Mbulu: Out to the Countryside
Mbulu: Out to the Countryside.
I got up this morning and changed guesthouses in Mbulu.
Thinking it is time see where I am, I went to where all of the motorcycle taxi-drivers were parked. There was a group of about 15 of them. I asked if anyone could speak English. In no time, there were 15 or 20 curious people surrounding me, wondering what the foreigner could want… Eventually some guy came along who could speak English very well. He made a deal with one of the motorcycle-taxi drivers for me and for $5 I could take the motorcycle for an hour. It seemed pricey considering the situation, but I just wanted to go and take a drive around the countryside of Mbulu. I shook hands, got on the bike and cruised out of town.

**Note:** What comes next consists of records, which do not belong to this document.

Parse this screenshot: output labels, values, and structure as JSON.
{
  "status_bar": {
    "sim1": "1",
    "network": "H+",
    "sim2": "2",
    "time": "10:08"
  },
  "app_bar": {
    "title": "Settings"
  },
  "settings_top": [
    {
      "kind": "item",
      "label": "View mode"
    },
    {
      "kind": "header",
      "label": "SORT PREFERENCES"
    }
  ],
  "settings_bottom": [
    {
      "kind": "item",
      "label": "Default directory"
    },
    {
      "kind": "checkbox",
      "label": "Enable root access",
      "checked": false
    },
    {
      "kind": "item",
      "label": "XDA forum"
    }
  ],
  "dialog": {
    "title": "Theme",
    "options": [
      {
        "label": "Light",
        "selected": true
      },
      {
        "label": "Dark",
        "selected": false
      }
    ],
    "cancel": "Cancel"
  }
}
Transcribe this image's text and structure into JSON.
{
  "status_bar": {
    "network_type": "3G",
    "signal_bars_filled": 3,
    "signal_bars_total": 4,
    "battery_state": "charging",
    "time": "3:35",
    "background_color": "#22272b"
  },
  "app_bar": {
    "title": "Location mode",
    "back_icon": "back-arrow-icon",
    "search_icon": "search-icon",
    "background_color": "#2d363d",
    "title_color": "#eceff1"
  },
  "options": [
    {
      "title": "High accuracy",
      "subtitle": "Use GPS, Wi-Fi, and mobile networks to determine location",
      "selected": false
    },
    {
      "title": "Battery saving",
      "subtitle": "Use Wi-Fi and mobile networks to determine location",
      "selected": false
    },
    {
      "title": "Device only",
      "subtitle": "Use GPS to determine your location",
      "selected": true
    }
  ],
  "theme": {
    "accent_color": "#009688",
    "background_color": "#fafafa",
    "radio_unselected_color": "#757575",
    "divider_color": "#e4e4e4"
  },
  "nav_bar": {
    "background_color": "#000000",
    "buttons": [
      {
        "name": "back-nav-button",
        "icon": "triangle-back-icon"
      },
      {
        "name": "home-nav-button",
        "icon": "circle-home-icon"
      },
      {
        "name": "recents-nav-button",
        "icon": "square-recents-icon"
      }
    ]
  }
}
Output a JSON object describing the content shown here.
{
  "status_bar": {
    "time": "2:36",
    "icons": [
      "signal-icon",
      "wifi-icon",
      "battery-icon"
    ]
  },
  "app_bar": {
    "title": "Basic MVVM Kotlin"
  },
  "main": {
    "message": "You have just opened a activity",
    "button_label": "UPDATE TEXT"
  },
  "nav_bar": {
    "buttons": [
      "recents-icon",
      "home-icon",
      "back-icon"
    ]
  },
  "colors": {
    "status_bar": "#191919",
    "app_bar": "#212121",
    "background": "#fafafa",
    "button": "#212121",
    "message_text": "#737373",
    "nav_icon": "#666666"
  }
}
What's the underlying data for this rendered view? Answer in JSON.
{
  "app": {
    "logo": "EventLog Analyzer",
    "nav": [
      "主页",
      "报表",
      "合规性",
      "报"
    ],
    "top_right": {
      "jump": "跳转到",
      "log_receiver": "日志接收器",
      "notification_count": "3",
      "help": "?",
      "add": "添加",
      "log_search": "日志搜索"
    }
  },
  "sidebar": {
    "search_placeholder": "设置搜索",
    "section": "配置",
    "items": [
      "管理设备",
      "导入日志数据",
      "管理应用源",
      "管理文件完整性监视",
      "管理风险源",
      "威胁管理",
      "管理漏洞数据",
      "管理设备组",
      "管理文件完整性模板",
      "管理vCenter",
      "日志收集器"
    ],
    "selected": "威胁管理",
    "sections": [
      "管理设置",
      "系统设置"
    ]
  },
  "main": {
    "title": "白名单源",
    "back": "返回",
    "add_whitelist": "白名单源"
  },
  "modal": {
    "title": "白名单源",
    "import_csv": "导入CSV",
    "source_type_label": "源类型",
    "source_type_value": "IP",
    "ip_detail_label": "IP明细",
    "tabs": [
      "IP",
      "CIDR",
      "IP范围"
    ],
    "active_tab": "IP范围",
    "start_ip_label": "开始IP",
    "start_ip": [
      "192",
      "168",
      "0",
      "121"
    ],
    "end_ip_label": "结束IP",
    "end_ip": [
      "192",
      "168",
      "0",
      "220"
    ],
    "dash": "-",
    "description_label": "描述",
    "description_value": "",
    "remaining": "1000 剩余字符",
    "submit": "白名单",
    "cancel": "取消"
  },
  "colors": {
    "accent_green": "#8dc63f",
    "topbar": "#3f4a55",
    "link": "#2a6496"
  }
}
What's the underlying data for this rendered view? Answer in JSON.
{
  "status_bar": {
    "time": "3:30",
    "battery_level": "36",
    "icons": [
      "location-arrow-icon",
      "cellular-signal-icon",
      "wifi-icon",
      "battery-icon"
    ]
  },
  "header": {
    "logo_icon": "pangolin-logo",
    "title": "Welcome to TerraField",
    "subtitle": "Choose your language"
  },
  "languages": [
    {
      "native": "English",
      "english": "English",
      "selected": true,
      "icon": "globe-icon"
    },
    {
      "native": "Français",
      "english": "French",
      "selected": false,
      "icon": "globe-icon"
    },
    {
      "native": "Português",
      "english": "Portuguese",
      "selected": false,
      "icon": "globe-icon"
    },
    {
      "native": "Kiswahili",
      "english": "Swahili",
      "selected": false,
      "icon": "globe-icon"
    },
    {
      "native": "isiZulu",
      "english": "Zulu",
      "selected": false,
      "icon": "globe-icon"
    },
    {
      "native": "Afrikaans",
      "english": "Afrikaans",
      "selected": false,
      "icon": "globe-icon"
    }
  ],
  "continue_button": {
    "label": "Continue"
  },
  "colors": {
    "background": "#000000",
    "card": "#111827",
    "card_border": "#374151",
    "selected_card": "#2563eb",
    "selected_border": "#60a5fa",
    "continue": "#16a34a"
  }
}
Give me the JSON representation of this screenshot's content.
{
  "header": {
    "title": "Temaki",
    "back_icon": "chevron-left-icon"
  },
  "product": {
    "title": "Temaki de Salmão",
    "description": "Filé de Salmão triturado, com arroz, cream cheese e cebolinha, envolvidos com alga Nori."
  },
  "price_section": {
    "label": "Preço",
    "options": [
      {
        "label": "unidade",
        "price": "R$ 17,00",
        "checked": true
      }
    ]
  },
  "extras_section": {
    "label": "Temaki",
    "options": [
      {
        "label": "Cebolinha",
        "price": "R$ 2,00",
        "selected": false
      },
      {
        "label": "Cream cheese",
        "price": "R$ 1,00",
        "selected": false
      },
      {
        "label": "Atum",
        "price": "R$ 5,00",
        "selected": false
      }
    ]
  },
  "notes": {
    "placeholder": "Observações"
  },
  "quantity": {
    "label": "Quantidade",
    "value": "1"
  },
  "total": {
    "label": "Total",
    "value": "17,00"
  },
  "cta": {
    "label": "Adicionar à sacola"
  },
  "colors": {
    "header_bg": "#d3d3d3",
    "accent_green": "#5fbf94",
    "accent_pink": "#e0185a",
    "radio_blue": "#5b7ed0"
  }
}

I did my best to get as rural as possible and got off the red road and on paths only for feet or motorcycles. I got into red earth fields of maize planted with a hoe and a one bottom plow behind oxen. Everyone on the paths were so smiley, waving at the white guy cruising along their paths on a motorcycle.
I returned the motorcycle in Mbulu and then went to meet Paulo, 68, a local hog-hauler man who speaks better English than anyone else in town. I met Paulo last night when I went out for dinner after I arrived. He seems to be a really good man. Today he took me for a walk up on a hill behind the town so that I could have an overview of the place and he explained all of the vegetation to me. He showed me his house that he has been in since 1978. It is a stick and mud hut. His kids have all grown up and moved away and his wife has become a nurse in a town far away so he never gets to see her anymore. The small table for eating in his hut had chairs stacked on it as it has not been used in years and he is a bachelor now. His entire front and back yard is planted in maize that he eats, sells, and sells the maize stalks as cattle feed. There are gardens everywhere here, and maize is the premier crop for making something called ‘Ugali’ which is a flavorless mashed corn meal that is which the Tanzanians dip in other foods to give it a taste. Ugali is the staple and a part of nearly every meal.
I went with Paulo to the restaurant from yesterday and we chatted until the mosquitoes began bothering me. I paid for Paulo’s coffee and came back to the guesthouse at dark. He is trying to find out some information for me about a migrant naked tribe who live in the mountains. I sure would like to meet them…